[Former McGill Redmen defenceman] Mike Babcock is a big inspiration for all us McGill guys. He’s done so much already. We’ve tapped into his brain quite a few times and still do. Pat Quinn at the world juniors, he basically showed me how to handle the media, how to deal with extremely stressful situations and take a lot on your shoulders so your players can just play. I thought he was terrific for that.
I met Jacques Lemaire’s son [Danyk] when I was younger, playing hockey. We became good friends, but I didn’t know his dad was Jacques Lemaire. One day I showed up at his house and Jacques was there, and I was just like, “What?” and he said, “Yeah, that’s my dad.” We became good friends and I’ve known [Jacques] for 20 years. I was able to tap into his genius, so I was really lucky.

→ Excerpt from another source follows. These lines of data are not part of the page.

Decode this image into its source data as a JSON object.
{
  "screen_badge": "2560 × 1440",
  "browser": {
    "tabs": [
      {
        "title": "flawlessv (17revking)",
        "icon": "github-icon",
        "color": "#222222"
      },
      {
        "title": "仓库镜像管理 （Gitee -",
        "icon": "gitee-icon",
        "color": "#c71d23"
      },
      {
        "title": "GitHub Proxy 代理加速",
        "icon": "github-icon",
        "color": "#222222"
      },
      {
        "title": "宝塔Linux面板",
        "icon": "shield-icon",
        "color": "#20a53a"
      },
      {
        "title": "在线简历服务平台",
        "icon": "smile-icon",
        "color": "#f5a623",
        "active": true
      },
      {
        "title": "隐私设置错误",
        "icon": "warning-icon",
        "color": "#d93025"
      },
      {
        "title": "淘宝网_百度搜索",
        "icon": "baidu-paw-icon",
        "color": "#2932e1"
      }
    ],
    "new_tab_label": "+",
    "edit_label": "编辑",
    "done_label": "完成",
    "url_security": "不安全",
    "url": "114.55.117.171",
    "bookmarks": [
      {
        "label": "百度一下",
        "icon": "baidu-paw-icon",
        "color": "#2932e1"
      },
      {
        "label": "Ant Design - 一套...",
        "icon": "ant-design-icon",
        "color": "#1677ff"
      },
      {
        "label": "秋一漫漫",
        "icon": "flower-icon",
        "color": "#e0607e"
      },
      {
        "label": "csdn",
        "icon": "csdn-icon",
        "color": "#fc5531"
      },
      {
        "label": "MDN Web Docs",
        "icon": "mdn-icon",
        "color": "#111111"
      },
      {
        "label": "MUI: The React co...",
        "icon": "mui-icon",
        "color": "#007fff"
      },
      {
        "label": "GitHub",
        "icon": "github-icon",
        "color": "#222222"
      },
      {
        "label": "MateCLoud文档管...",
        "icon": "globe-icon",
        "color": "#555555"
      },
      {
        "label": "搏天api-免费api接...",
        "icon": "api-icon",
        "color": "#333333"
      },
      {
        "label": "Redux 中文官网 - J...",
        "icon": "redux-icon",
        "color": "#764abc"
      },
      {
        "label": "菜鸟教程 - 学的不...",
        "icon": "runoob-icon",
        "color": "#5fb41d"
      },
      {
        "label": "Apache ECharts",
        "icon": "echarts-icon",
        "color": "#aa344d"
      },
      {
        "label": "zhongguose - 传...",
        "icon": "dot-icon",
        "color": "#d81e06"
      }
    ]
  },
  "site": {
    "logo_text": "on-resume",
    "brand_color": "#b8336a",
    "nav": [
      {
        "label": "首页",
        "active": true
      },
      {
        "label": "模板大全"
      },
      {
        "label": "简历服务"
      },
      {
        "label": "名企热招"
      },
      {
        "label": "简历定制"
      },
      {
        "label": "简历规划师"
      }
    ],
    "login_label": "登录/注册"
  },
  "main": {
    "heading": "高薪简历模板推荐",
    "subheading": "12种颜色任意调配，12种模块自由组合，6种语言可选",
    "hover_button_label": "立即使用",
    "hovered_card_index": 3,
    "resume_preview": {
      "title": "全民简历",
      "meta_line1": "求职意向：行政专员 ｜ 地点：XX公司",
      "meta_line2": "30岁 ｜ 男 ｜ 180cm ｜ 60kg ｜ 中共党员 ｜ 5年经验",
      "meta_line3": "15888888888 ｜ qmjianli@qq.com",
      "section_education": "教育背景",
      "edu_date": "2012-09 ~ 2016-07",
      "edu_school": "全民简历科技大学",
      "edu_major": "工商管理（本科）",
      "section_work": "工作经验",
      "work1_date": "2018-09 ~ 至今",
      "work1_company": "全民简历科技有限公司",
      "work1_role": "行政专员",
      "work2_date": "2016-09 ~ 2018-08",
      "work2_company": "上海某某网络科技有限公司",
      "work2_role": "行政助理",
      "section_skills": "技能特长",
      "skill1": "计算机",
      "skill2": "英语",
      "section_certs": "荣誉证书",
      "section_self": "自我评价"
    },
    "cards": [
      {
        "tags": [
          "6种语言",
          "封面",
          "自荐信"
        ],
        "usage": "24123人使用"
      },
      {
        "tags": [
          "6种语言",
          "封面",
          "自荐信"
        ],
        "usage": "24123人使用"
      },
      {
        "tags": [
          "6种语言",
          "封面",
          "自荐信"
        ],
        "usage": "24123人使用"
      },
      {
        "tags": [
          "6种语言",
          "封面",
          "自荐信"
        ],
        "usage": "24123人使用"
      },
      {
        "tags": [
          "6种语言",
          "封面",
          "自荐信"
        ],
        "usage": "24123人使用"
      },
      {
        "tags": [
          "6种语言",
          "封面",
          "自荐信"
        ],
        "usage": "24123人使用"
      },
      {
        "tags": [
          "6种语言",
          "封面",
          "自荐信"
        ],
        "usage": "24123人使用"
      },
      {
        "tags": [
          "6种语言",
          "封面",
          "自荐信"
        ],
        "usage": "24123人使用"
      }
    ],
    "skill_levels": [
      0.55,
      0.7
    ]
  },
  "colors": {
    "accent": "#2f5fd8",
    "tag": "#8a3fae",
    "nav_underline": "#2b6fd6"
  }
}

Jacques has a knack for smelling things before they happen. For many years, whether he had a good team or not, he could always make his team better than they were. When you sit down with him, you realize why. What he does best is take something complex and break it down to something that seems so simple to understand and execute, and the players can relate to that. He makes it understandable, even to the guy who understands the least. He’s always changed, always been ahead of everybody’s ideas, and he’s made it really simple to understand the game. One of the toughest things I’ve had to deal with in the NHL was coaching against Jacques. That was weird. He’s been a major mentor for me, I respect him so much, and all of a sudden I’m coaching against him. I did everything I could to stay away from that emotion because that doesn’t serve my players. It just makes it a little awkward for everybody, and I want to make sure the players don’t feel that.
No matter what you do, I think it can be lonely at the top when you’re the guy making the final decision. You need more than just a hockey guy as an assistant, you need someone to talk to about non-hockey stuff sometimes. You need people who know your mood and know how to fill your holes, because obviously different coaches have different styles and they’ve got holes in their armour and things they’re not so good at. You need people who complement you, so when you have someone who knows you as a person, knows your past, knows what you’re great at and what you’re not so great at, it gives you a head start.
I’ve always thought the biggest investment you make is not your systems or anything else that has to do with the physical aspect of things, it has to do with the people you hire. Leadership is everything. Everything rises and falls on leadership, so the way I approach things is I hire people who I think can eventually take my job. That’s how I evaluate things. I need people who are strong leaders, who will take my ideas further and push me to be more than what I am.
My father passed away [of bone cancer] when I was 17, and the one thing he always repeated to me was: You’re not allowed to leave people in a worse state than when they met you. That’s always been a life philosophy for me, and I brought that to coaching. There have been players over the years, obviously, who other people didn’t want, other people didn’t believe in, and you take it upon yourself to change that and make a difference. There have been some in midget, some in junior, some in the pros. It’s fun to work with guys and see what they become down the road. You might not be the one to make the difference, but you just want to be part of the difference. I never think I’m the one to turn someone around—they turn themselves around—but I always look at being part of the process.
We make jokes about the old adage that coaches are hired to be fired, but I’ve always gone into jobs thinking of today. It’s the same thing with players—it’s not about tomorrow or yesterday, it’s about today. That takes a lot of stress away, and it makes you focus on the right things at the right times. I get asked every year, “Where is this team going to go, where do you think you’ll be?” All I know is, today, we’re going to get better. The biggest mistake we make, whether it’s coaches or players, is we get ahead of ourselves, we want to be further down the road than we are and you drift off and lose yourself. I’ve always been pretty good at focusing on the present. So for me, losing my job, that’s not really something I’ve ever looked at.”